Listening to Victoria Derbyshire talking about domestic abuse on the radio this morning , I was struck by one insight. When asked why domestic abuse had been such a low priority at the start of lockdown she observed that as the Cabinet was mainly comprised of liberal males the plight of oppressed women locked into domestic violence wasn’t considered.
What we don’t consider often matters more than what we do. Thoughtlessness is as common as mindfulness and I find thoughtlessness particularly frustrating when dealing with financial advice.
Thanks to everyone who voted. Surprised that 65% of people got it wrong ! pic.twitter.com/UHO78w0ck9
— David Penney (@DavidPenneyPRW) August 19, 2020
Quoting his tweet is not in criticism of David Penney, who is a very good and conscientious financial adviser whose clients are lucky to work with him. The tweet shows David’s strength but also the weakness of the advisory system for whom right and wrong answers are focused on the accumulation of wealth.
Almost all the expert comment that followed confirmed that David was right and that higher rate tax -payers would be wrong to save into a pension if they didn’t get higher rate tax-relief.
But equally , higher rate tax-payers are likely to get the best out of pensions because they tend to live longer than the less affluent, and I have never heard that argument being put forward by wealth managers.
Financial advisers advise the wealthy and a large part of their value-add is in pointing out that certain tax-wrappers are more advantageous than others- in the matter of wealth creation and preservation. But here the loop closes , as those who use financial advisers prioritize personal wealth as a means to structure their finances.
Others look at the future in other ways, looking to insure against future uncertainty through guaranteeing themselves a wage for life. I made this point on twitter.
Pleased to see demand for pensions among the highly paid is not purely driven by tax breaks
— Henry Tapper (@henryhtapper) August 20, 2020
The word “insurance” is important here as it represents another paradigm from wealth. It is what wealth managers don’t consider because the capital reservoir created by successful investment renders social insurance irrelevant. The mass affluent have the opportunity of opting-out of annuity pools just as they can opt out of the NHS and public education.
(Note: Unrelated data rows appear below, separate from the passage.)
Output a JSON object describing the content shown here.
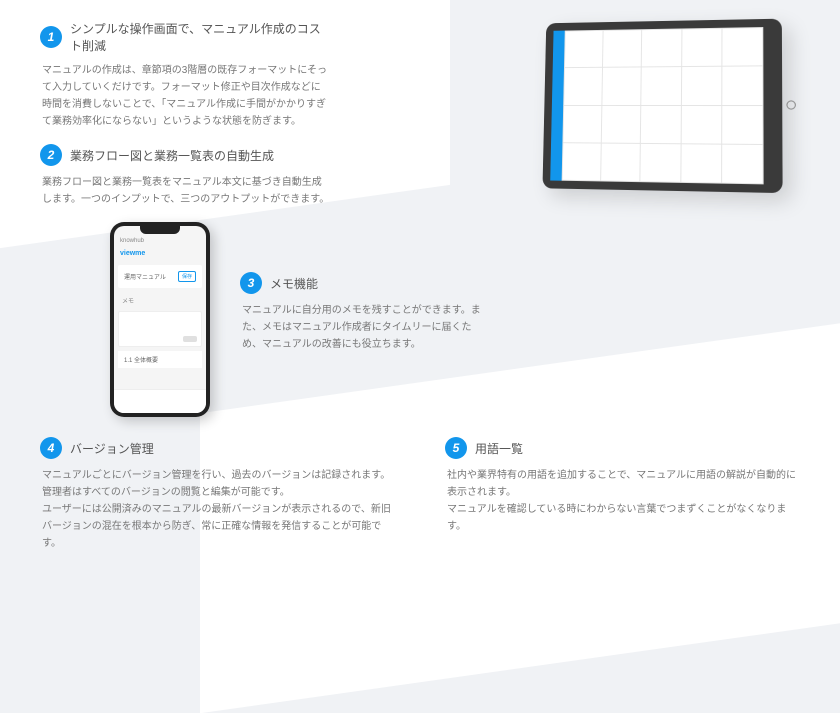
{
  "features": {
    "f1": {
      "num": "1",
      "title": "シンプルな操作画面で、マニュアル作成のコスト削減",
      "body": "マニュアルの作成は、章節項の3階層の既存フォーマットにそって入力していくだけです。フォーマット修正や目次作成などに時間を消費しないことで、「マニュアル作成に手間がかかりすぎて業務効率化にならない」というような状態を防ぎます。"
    },
    "f2": {
      "num": "2",
      "title": "業務フロー図と業務一覧表の自動生成",
      "body": "業務フロー図と業務一覧表をマニュアル本文に基づき自動生成します。一つのインプットで、三つのアウトプットができます。"
    },
    "f3": {
      "num": "3",
      "title": "メモ機能",
      "body": "マニュアルに自分用のメモを残すことができます。また、メモはマニュアル作成者にタイムリーに届くため、マニュアルの改善にも役立ちます。"
    },
    "f4": {
      "num": "4",
      "title": "バージョン管理",
      "body": "マニュアルごとにバージョン管理を行い、過去のバージョンは記録されます。管理者はすべてのバージョンの閲覧と編集が可能です。\nユーザーには公開済みのマニュアルの最新バージョンが表示されるので、新旧バージョンの混在を根本から防ぎ、常に正確な情報を発信することが可能です。"
    },
    "f5": {
      "num": "5",
      "title": "用語一覧",
      "body": "社内や業界特有の用語を追加することで、マニュアルに用語の解説が自動的に表示されます。\nマニュアルを確認している時にわからない言葉でつまずくことがなくなります。"
    }
  },
  "phone": {
    "header": "knowhub",
    "app": "viewme",
    "manual_label": "運用マニュアル",
    "save_btn": "保存",
    "memo_label": "メモ",
    "item": "1.1 全体概要"
  }
}
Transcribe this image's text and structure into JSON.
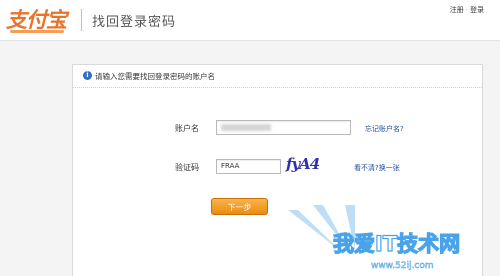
{
  "header": {
    "logo_text": "支付宝",
    "page_title": "找回登录密码",
    "links": {
      "register": "注册",
      "separator": "·",
      "login": "登录"
    }
  },
  "panel": {
    "info_icon": "info-icon",
    "title": "请输入您需要找回登录密码的账户名"
  },
  "form": {
    "account_label": "账户名",
    "account_value": "",
    "forgot_account_link": "忘记账户名?",
    "captcha_label": "验证码",
    "captcha_value": "FRAA",
    "captcha_image_text": "fyA4",
    "refresh_captcha_link": "看不清?换一张",
    "next_button": "下一步"
  },
  "watermark": {
    "text": "我爱IT技术网",
    "url": "www.52ij.com"
  },
  "colors": {
    "brand_orange": "#e8732a",
    "link_blue": "#1a4f9c",
    "button_orange": "#ec8a10",
    "captcha_blue": "#2f2fb0",
    "watermark_blue": "#4aa3e8"
  }
}
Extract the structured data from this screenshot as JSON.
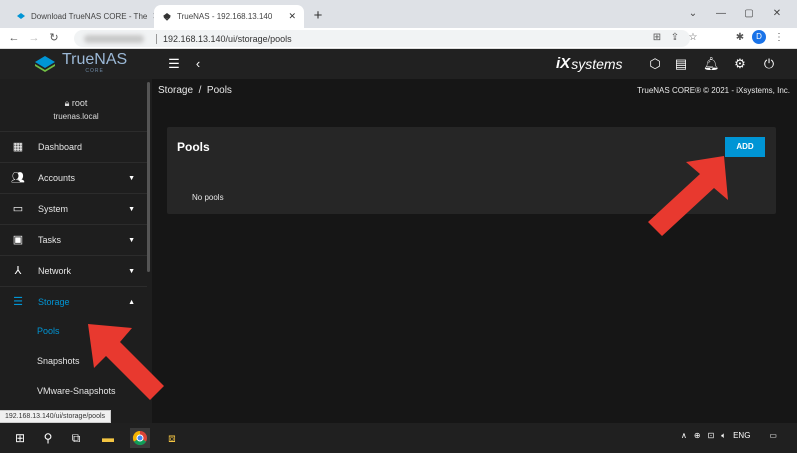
{
  "browser": {
    "tabs": [
      {
        "title": "Download TrueNAS CORE - The",
        "active": false
      },
      {
        "title": "TrueNAS - 192.168.13.140",
        "active": true
      }
    ],
    "url": "192.168.13.140/ui/storage/pools",
    "profile_initial": "D",
    "status_url": "192.168.13.140/ui/storage/pools"
  },
  "app": {
    "logo": "TrueNAS",
    "logo_sub": "CORE",
    "vendor_ix": "iX",
    "vendor_systems": "systems",
    "user": "root",
    "host": "truenas.local",
    "breadcrumb": "Storage  /  Pools",
    "copyright": "TrueNAS CORE® © 2021 - iXsystems, Inc."
  },
  "sidebar": {
    "items": [
      {
        "label": "Dashboard",
        "icon": "dashboard-icon",
        "expandable": false
      },
      {
        "label": "Accounts",
        "icon": "people-icon",
        "expandable": true
      },
      {
        "label": "System",
        "icon": "laptop-icon",
        "expandable": true
      },
      {
        "label": "Tasks",
        "icon": "calendar-icon",
        "expandable": true
      },
      {
        "label": "Network",
        "icon": "network-icon",
        "expandable": true
      },
      {
        "label": "Storage",
        "icon": "storage-icon",
        "expandable": true,
        "active": true
      }
    ],
    "sub_items": [
      {
        "label": "Pools",
        "active": true
      },
      {
        "label": "Snapshots"
      },
      {
        "label": "VMware-Snapshots"
      }
    ]
  },
  "main": {
    "card_title": "Pools",
    "add_label": "ADD",
    "empty_text": "No pools"
  },
  "taskbar": {
    "language": "ENG"
  },
  "colors": {
    "accent": "#0095d5",
    "topbar": "#212121",
    "sidebar": "#1e1e1e",
    "content": "#161616",
    "card": "#262626",
    "annotation_arrow": "#e8392f"
  }
}
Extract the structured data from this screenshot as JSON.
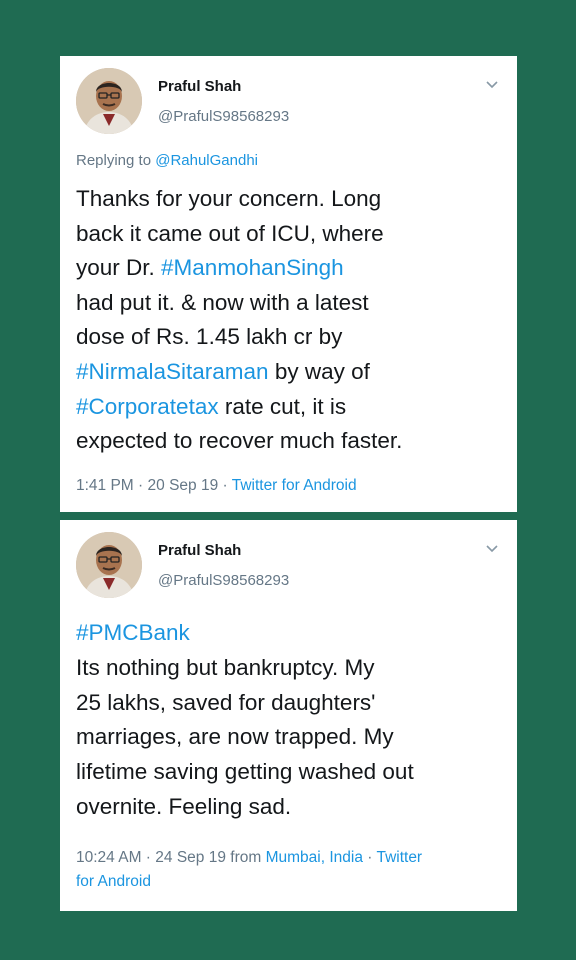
{
  "tweets": [
    {
      "author_name": "Praful Shah",
      "handle": "@PrafulS98568293",
      "replying_to_label": "Replying to",
      "replying_to_handle": "@RahulGandhi",
      "lines": [
        [
          {
            "t": "Thanks for your concern. Long",
            "tag": false
          }
        ],
        [
          {
            "t": "back it came out of ICU, where",
            "tag": false
          }
        ],
        [
          {
            "t": "your Dr. ",
            "tag": false
          },
          {
            "t": "#ManmohanSingh",
            "tag": true
          }
        ],
        [
          {
            "t": "had put it. & now with a latest",
            "tag": false
          }
        ],
        [
          {
            "t": "dose of Rs. 1.45 lakh cr by",
            "tag": false
          }
        ],
        [
          {
            "t": "#NirmalaSitaraman",
            "tag": true
          },
          {
            "t": " by way of",
            "tag": false
          }
        ],
        [
          {
            "t": "#Corporatetax",
            "tag": true
          },
          {
            "t": " rate cut, it is",
            "tag": false
          }
        ],
        [
          {
            "t": "expected to recover much faster.",
            "tag": false
          }
        ]
      ],
      "time": "1:41 PM",
      "date": "20 Sep 19",
      "source": "Twitter for Android"
    },
    {
      "author_name": "Praful Shah",
      "handle": "@PrafulS98568293",
      "lines": [
        [
          {
            "t": "#PMCBank",
            "tag": true
          }
        ],
        [
          {
            "t": "Its nothing but bankruptcy. My",
            "tag": false
          }
        ],
        [
          {
            "t": "25 lakhs, saved for daughters'",
            "tag": false
          }
        ],
        [
          {
            "t": "marriages, are now trapped. My",
            "tag": false
          }
        ],
        [
          {
            "t": "lifetime saving getting washed out",
            "tag": false
          }
        ],
        [
          {
            "t": "overnite. Feeling sad.",
            "tag": false
          }
        ]
      ],
      "time": "10:24 AM",
      "date": "24 Sep 19",
      "from_label": "from",
      "location": "Mumbai, India",
      "source_line1": "Twitter",
      "source_line2": "for Android"
    }
  ],
  "colors": {
    "background": "#1f6b52",
    "card": "#ffffff",
    "text": "#14171a",
    "muted": "#657786",
    "link": "#1b95e0"
  },
  "icons": [
    "avatar",
    "chevron-down-icon"
  ]
}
They have the opportunity because they have the wealth and they have advisers who can explain to them that it makes sense to opt out of pensions too.
Why pensions matter to the wealthy too.
The 65% of affluent savers who David has identified are wrong, may have other things on their minds than the creation and preservation of wealth.
They may be thinking of the security of knowing they have a wage in later age that lasts as long as they do.
Because I know a large number of people in their 70s and 80s and 90s who get great comfort from having a regular income when they are no longer able to earn one! #pensions are a great social good!
— Henry Tapper (@henryhtapper) August 20, 2020
The Australians are waking up to the reality that most of the retirement pots from their Super system aren’t lasting the course
Or they may consider that saving into a pension isn’t usually something you do alone. Most people save into a pension as part of a scheme and their contributions are subsidized by an employer. Even if that employer is owned by the saver, there is still a sense of collective endeavor in pensions that makes opting-out an odd thing for a boss to do.
In the USA, 401k tax breaks for bosses are predicated on people staying in the collective pension. In the UK, the pension scheme is still something that bosses encourage staff to be in , because of the strong ethos of social insurance.
If I decided that the tax relief was not attractive then I’d simply save the same money into a different vehicle. The fact that it isn’t technically a “pension” doesn’t seem important ?
— David Penney (@DavidPenneyPRW) August 20, 2020
What we don’t consider matters
Recognising that other people think differently than you is a key part of empathy. You might call it “getting into other people’s shoes”.
If , as I hope he does, the current Chancellor looks to change the way pension contributions are taxed, it looks – from David’s poll, that he will not be driving the mass affluent away from pensions and into other tax-wrappers. The social norm of saving into a pension is very powerful.
However, in many ways, the loss of high earners from DC pensions is not something Ricky Sushak should lose much sleep over. By opting out of social insurance and into “wealth management” , the mass affluent are opting out of social security too. If you aren’t needing a pension , then why pay the state pension to those who have suffeceint private wealth?
Where the confusion about pensions arises, is that most people in workplace pensions are really in wealth management schemes which do not provide social insurance, merely the freedom to spend savings as the pot holder pleases.
Mark Rowlinson makes this point very well
DC isn’t a wage for life solution. It’s tax advantaged saving with strings attached. Remove the tax advantages and it’s just saving with strings attached.
— Mark Rowlinson (@markjrowlinson) August 20, 2020
What we don’t consider is that a very high proportion of British people do not see a pension as the drawing down of capital from a capital reservoir, they expect a pension from their pension. Which is why I predict a resurgence of social insurance with a lot of DC schemes converting to CDC in the next 20 years.
I am quite sure that financial advisers will be arguing strongly that their clients will be wrong to join CDC schemes. It may well be that CDC schemes, like DB schemes, may be better off without the long-living mass affluent.
These are things that are not much considered, but they matter.